During the late Middle Ages, swordsmen learned the trick of slipping their index finger over the crossbar to give them better control over the blade. Since this left the finger exposed to injury, swordmakers began to add protective rings of iron around the base of the blade. Over the course of the 1500s, additional protective bars were added, ultimately producing the fully developed swept hilt. The swept hilt and sharply tapered point on this sword are typical for a rapier, but the wide blade at the hilt is more characteristic of a traditional military broadsword, making it a crossbreed style between the two.

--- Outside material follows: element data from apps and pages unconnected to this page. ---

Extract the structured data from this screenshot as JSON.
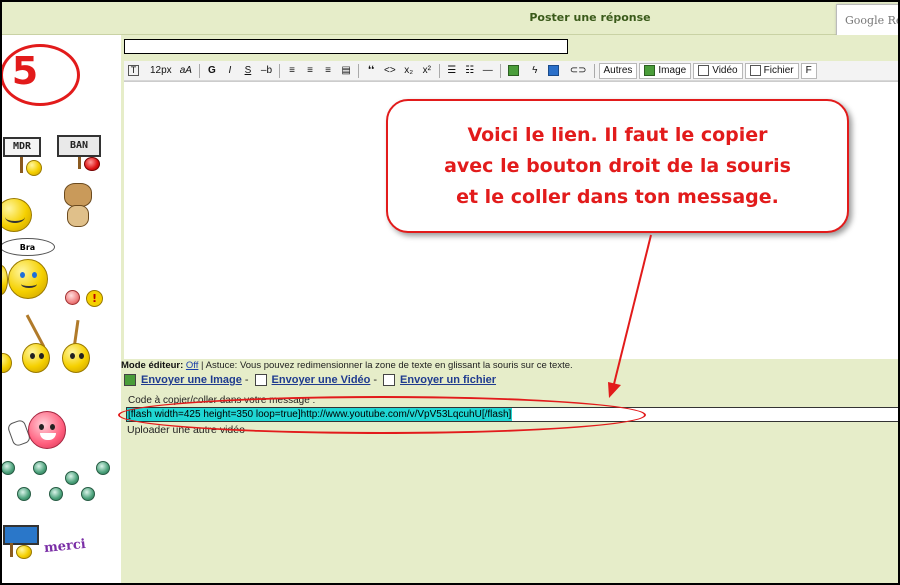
{
  "header": {
    "title": "Poster une réponse",
    "google_label": "Google Re"
  },
  "step": {
    "number": "5"
  },
  "smileys": {
    "sign_mdr": "MDR",
    "sign_ban": "BAN",
    "bubble": "Bra",
    "merci": "merci"
  },
  "toolbar": {
    "font_size": "12px",
    "font_face": "aA",
    "bold": "G",
    "italic": "I",
    "underline": "S",
    "strike": "–b",
    "quote": "❛❛",
    "code": "<>",
    "sub": "x₂",
    "sup": "x²",
    "autres": "Autres",
    "image": "Image",
    "video": "Vidéo",
    "fichier": "Fichier",
    "overflow": "F"
  },
  "editor": {
    "mode_label": "Mode éditeur:",
    "mode_value": "Off",
    "tip": " | Astuce: Vous pouvez redimensionner la zone de texte en glissant la souris sur ce texte."
  },
  "links": {
    "send_image": "Envoyer une Image",
    "send_video": "Envoyer une Vidéo",
    "send_file": "Envoyer un fichier",
    "separator": "-"
  },
  "code": {
    "label": "Code à copier/coller dans votre message :",
    "value": "[flash width=425 height=350 loop=true]http://www.youtube.com/v/VpV53LqcuhU[/flash]"
  },
  "upload_other": "Uploader une autre vidéo",
  "callout": {
    "line1": "Voici le lien. Il faut le copier",
    "line2": "avec le bouton droit de la souris",
    "line3": "et le coller dans ton message."
  },
  "colors": {
    "annotation": "#e21b1b",
    "panel_bg": "#e6edc9",
    "code_highlight": "#1fd6d3",
    "link": "#1f3b8f"
  }
}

Other examples in the RAM and Wallace Collection (A612), Bavarian National Museum. Swedish Army Museum. Cf. also MMA 14.25.1050; PMA 1977-167-572 (cat#352). A similar sword was sold by Fischer Luzern Sept 2006, lot 106.
Cf. the similar examples sold in Herman Historica auction no. 38, lot 830; Peter Finer 1996; Peter Dale's about 1996; Christies 2004; Del Mar 2009 lot 112.; Cf. Fischer Auction Cat. Sept 2012, lot #81
For others, see Reichsstadtmuseum Rothenburg (2010) 518-19.
Lenkiewicz 1991: 66.
On Stäntler, see ZfHWK 8 (1919), 202-3, and Wallace Collection (1924), 307 (#771).
See also Stoecklein 1918-20 on Munich bladesmiths.